▶ _HOW TO COMPLETE THIS TASK_:
Your answer should be each line of the entries that contains the word "Return", copied in full.

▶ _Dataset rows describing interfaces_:
────
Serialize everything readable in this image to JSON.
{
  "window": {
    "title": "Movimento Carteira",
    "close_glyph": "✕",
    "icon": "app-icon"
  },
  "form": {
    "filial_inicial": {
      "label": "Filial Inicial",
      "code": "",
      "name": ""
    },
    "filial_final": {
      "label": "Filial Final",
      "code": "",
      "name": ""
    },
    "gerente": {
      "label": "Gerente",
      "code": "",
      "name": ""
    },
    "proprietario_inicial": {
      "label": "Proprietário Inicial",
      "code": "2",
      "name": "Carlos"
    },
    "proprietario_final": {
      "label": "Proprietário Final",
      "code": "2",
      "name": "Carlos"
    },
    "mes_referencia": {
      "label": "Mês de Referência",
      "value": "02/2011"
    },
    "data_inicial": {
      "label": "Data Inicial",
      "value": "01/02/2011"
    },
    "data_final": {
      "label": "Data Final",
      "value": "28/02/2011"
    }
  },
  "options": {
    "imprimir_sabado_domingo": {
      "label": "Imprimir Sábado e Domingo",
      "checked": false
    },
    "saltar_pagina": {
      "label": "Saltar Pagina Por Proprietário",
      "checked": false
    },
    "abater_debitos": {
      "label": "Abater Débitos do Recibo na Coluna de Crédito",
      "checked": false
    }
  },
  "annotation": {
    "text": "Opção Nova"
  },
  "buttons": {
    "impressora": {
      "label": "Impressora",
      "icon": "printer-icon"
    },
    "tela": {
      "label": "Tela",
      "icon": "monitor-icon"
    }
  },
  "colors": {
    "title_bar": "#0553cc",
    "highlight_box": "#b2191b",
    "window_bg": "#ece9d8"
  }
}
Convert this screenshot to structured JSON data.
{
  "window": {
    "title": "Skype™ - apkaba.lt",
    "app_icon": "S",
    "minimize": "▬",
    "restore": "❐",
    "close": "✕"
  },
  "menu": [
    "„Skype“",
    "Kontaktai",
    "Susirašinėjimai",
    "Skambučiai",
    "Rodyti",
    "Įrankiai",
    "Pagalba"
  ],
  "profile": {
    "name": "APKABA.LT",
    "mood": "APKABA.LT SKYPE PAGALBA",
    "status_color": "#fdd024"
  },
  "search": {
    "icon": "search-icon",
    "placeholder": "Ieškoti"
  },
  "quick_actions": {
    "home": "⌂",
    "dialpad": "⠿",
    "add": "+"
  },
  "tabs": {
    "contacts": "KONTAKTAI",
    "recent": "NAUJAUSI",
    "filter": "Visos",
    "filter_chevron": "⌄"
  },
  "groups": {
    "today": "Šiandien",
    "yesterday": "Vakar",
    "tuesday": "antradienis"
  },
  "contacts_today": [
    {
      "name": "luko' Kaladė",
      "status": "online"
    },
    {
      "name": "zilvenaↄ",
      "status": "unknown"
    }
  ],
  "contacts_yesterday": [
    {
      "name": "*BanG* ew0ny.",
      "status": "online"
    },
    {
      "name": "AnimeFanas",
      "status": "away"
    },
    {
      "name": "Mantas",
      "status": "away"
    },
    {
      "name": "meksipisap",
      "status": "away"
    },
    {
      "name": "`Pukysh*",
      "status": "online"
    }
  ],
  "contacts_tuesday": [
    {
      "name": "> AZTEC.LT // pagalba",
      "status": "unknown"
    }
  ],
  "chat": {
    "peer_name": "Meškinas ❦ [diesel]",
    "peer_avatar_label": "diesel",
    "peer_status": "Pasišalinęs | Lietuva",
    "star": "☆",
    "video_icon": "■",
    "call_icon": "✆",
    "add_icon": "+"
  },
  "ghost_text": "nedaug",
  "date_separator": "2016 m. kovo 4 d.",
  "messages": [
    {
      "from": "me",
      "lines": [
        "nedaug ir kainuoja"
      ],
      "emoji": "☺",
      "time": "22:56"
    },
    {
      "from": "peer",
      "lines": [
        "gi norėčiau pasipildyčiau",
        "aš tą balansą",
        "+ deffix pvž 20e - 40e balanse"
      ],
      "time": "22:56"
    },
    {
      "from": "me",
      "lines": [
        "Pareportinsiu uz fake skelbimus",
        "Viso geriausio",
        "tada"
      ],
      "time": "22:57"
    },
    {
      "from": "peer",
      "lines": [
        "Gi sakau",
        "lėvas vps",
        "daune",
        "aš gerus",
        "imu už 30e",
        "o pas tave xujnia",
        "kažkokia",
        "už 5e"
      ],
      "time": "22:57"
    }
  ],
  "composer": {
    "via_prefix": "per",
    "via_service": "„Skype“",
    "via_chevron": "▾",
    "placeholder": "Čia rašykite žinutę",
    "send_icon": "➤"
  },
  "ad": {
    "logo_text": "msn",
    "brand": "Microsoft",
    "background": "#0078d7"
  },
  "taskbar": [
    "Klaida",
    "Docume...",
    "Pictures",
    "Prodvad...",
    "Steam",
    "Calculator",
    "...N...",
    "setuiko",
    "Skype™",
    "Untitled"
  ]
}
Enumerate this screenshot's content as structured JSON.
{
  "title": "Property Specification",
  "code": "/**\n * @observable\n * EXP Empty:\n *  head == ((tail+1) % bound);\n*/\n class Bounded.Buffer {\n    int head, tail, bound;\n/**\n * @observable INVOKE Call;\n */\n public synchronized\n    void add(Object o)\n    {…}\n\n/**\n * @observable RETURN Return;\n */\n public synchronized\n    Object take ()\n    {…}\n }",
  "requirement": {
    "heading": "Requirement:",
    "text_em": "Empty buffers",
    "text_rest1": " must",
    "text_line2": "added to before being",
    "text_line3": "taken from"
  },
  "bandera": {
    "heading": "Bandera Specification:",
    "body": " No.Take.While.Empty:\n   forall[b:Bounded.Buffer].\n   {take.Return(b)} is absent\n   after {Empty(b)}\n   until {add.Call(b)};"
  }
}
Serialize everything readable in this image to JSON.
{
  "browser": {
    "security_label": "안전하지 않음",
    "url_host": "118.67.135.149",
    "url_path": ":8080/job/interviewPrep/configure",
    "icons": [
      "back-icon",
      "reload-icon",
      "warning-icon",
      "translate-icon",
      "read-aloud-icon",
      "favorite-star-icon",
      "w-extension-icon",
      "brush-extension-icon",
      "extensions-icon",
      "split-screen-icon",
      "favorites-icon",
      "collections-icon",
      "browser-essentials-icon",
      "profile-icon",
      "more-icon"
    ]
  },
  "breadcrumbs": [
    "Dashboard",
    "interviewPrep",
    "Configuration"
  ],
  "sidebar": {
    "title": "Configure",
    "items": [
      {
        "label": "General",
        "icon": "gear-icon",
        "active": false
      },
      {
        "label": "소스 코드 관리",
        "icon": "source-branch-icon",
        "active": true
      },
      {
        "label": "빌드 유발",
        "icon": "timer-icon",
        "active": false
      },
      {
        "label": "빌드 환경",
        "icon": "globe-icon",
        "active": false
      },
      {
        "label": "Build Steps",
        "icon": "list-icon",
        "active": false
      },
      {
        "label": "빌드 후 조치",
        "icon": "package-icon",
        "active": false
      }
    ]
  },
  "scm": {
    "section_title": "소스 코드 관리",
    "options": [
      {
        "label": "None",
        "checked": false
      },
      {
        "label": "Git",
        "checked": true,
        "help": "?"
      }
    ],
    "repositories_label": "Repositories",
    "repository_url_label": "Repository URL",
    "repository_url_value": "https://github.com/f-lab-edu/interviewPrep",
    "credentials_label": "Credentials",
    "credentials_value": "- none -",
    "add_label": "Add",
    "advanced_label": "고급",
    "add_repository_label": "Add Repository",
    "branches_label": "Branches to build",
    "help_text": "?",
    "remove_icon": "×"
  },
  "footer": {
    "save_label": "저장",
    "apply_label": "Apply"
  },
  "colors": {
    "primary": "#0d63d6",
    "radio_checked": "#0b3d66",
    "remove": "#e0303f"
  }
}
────
▶ _ANSWER TO THIS PROBLEM_:
  "code": "/**\n * @observable\n * EXP Empty:\n *  head == ((tail+1) % bound);\n*/\n class Bounded.Buffer {\n    int head, tail, bound;\n/**\n * @observable INVOKE Call;\n */\n public synchronized\n    void add(Object o)\n    {…}\n\n/**\n * @observable RETURN Return;\n */\n public synchronized\n    Object take ()\n    {…}\n }",
    "body": " No.Take.While.Empty:\n   forall[b:Bounded.Buffer].\n   {take.Return(b)} is absent\n   after {Empty(b)}\n   until {add.Call(b)};"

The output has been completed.